Interface dataset entries:
[Start of section]
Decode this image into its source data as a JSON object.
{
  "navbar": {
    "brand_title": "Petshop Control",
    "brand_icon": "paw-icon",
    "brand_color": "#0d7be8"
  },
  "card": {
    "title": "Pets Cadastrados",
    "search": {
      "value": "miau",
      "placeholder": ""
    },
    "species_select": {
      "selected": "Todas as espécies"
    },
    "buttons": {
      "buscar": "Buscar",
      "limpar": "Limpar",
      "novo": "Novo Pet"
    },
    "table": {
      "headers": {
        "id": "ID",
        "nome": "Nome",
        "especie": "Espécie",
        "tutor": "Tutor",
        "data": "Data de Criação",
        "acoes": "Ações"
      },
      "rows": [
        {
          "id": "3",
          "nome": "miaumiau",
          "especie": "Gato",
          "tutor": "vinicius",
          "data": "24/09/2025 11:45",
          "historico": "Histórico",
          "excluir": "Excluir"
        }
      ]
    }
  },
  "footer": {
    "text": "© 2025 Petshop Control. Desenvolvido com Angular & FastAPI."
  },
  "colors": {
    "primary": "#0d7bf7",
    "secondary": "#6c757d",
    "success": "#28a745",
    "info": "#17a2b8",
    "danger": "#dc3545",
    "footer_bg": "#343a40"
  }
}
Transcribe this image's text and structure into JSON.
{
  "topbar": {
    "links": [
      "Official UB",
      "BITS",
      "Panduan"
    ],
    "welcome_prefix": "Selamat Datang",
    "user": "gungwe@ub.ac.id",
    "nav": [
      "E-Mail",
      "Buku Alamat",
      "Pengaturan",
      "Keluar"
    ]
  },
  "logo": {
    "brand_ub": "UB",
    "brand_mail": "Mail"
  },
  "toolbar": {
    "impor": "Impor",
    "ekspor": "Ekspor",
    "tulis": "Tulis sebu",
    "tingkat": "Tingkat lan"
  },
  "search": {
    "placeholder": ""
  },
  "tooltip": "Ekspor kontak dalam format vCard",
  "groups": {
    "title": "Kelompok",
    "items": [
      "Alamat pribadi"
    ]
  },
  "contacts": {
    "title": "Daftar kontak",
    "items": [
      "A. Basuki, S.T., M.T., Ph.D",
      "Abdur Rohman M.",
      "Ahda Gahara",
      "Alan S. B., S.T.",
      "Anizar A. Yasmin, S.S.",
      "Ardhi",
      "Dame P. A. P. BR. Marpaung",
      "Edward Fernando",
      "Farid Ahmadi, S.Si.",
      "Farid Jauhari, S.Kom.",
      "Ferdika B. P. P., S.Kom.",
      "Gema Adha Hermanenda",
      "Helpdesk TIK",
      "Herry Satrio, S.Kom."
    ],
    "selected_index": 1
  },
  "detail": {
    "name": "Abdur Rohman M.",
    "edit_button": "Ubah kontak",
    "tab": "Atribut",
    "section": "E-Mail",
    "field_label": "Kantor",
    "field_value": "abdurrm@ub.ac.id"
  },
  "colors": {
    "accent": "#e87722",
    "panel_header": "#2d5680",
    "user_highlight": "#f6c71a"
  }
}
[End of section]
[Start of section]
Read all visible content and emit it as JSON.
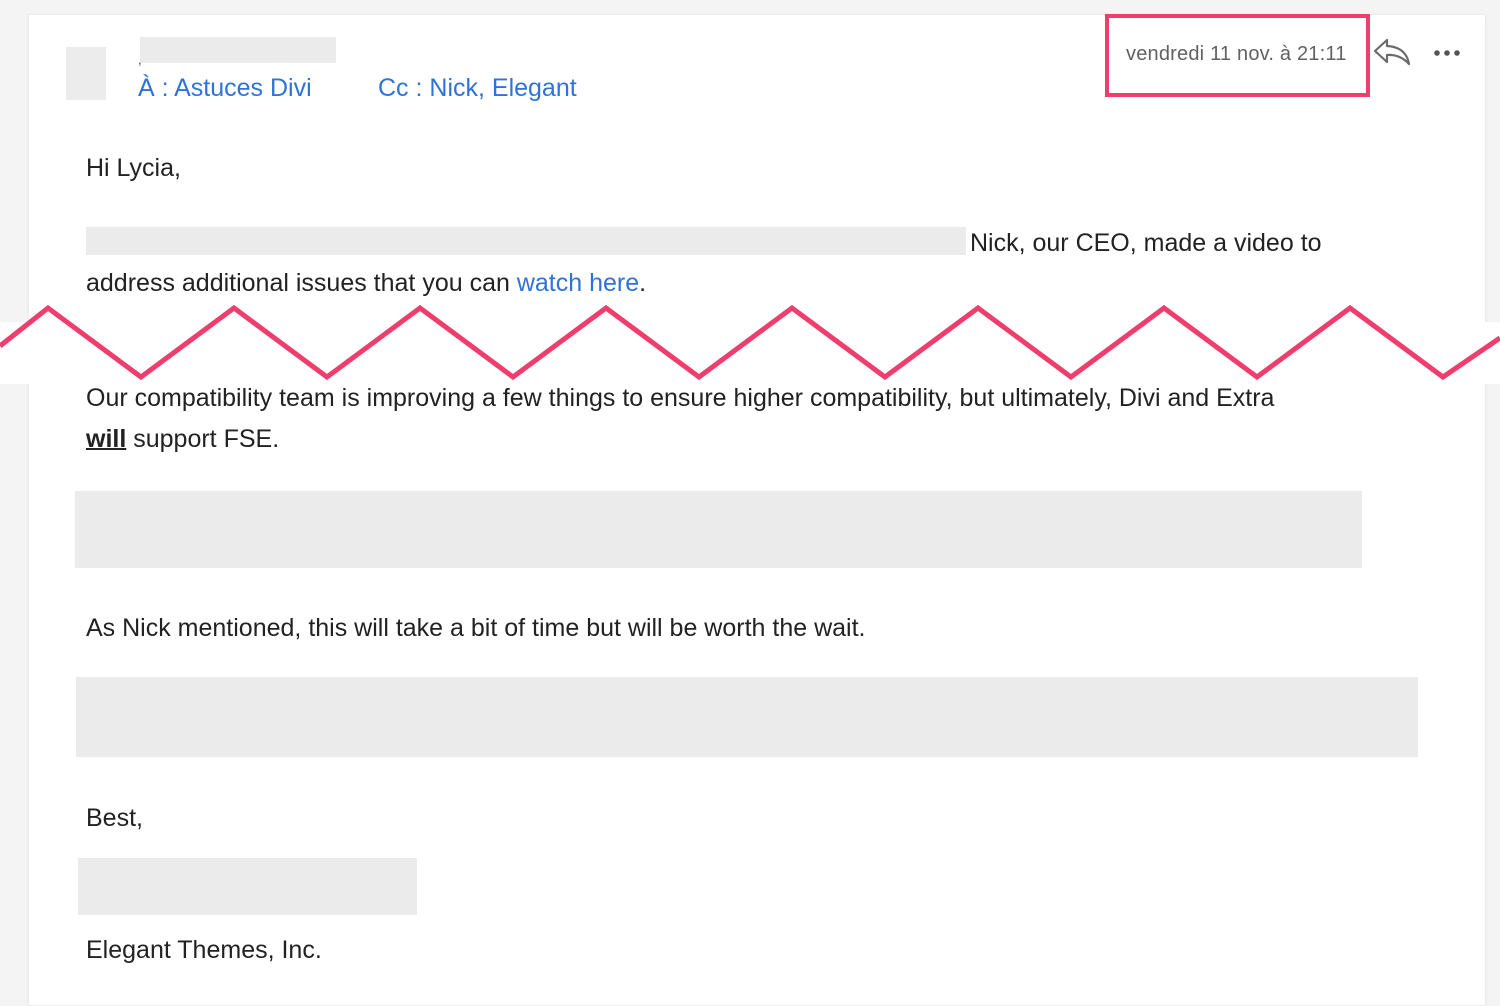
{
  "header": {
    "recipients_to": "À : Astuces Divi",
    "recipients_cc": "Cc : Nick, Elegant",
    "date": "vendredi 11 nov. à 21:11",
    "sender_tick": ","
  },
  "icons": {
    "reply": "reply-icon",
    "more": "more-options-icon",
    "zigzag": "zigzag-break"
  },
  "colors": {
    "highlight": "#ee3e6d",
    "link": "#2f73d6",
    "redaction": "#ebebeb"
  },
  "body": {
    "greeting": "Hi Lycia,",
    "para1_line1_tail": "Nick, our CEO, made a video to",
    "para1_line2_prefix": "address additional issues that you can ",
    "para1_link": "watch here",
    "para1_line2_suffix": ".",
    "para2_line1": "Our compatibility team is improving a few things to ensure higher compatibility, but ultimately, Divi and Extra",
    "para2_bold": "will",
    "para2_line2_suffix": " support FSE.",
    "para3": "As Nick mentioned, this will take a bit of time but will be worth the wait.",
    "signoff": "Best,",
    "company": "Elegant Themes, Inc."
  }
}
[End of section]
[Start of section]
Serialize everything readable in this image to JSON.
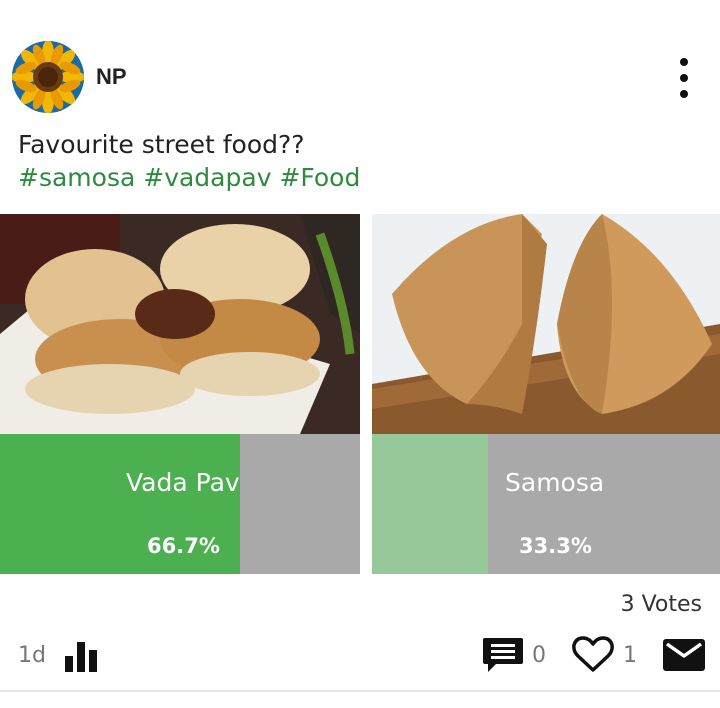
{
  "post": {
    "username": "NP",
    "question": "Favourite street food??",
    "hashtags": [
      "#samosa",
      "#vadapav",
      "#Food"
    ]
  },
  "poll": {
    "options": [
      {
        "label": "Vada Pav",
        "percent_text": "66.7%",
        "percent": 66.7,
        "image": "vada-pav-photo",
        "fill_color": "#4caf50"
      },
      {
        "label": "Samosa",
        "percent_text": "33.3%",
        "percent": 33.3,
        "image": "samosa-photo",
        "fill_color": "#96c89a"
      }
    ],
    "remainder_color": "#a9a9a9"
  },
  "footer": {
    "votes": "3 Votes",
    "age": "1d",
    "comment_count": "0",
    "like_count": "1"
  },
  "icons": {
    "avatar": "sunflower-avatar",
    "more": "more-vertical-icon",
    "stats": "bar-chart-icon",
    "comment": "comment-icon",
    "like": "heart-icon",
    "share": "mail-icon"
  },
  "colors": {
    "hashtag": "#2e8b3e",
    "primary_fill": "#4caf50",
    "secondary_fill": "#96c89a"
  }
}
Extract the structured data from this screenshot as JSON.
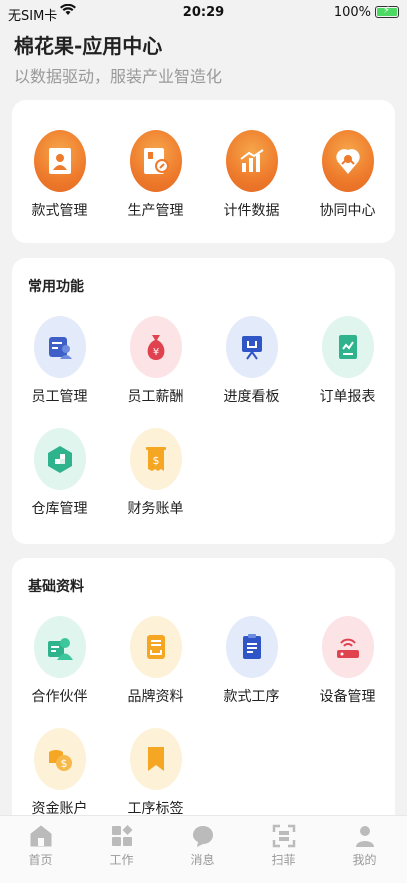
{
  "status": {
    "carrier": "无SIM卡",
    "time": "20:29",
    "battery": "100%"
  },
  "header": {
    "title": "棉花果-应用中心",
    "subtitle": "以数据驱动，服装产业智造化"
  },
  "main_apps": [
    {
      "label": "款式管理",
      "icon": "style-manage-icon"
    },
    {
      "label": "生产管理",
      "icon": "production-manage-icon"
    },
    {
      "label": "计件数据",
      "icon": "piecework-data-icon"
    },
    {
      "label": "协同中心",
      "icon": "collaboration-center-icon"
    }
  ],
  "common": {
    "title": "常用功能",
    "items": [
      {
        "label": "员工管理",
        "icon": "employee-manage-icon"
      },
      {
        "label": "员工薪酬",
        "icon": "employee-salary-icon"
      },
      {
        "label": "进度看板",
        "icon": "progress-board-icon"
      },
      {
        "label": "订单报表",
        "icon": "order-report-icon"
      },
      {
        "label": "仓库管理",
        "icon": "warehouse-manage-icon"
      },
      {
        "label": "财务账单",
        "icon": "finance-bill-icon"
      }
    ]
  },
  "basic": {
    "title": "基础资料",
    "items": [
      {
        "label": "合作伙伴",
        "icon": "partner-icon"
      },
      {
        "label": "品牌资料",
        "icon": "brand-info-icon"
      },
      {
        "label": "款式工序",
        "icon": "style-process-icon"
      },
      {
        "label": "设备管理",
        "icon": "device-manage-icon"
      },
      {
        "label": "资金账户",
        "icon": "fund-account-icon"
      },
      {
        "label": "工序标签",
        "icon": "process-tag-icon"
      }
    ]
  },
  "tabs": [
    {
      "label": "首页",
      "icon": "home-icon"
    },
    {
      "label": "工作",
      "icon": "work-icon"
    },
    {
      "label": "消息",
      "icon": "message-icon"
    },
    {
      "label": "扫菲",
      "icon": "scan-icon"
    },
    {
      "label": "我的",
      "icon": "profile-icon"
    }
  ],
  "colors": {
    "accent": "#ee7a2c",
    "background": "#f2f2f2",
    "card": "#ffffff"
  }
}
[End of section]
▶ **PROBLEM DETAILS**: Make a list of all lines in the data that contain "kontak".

▶ **RESPONSE TO THIS TASK**:
  "tooltip": "Ekspor kontak dalam format vCard",
    "title": "Daftar kontak",
    "edit_button": "Ubah kontak",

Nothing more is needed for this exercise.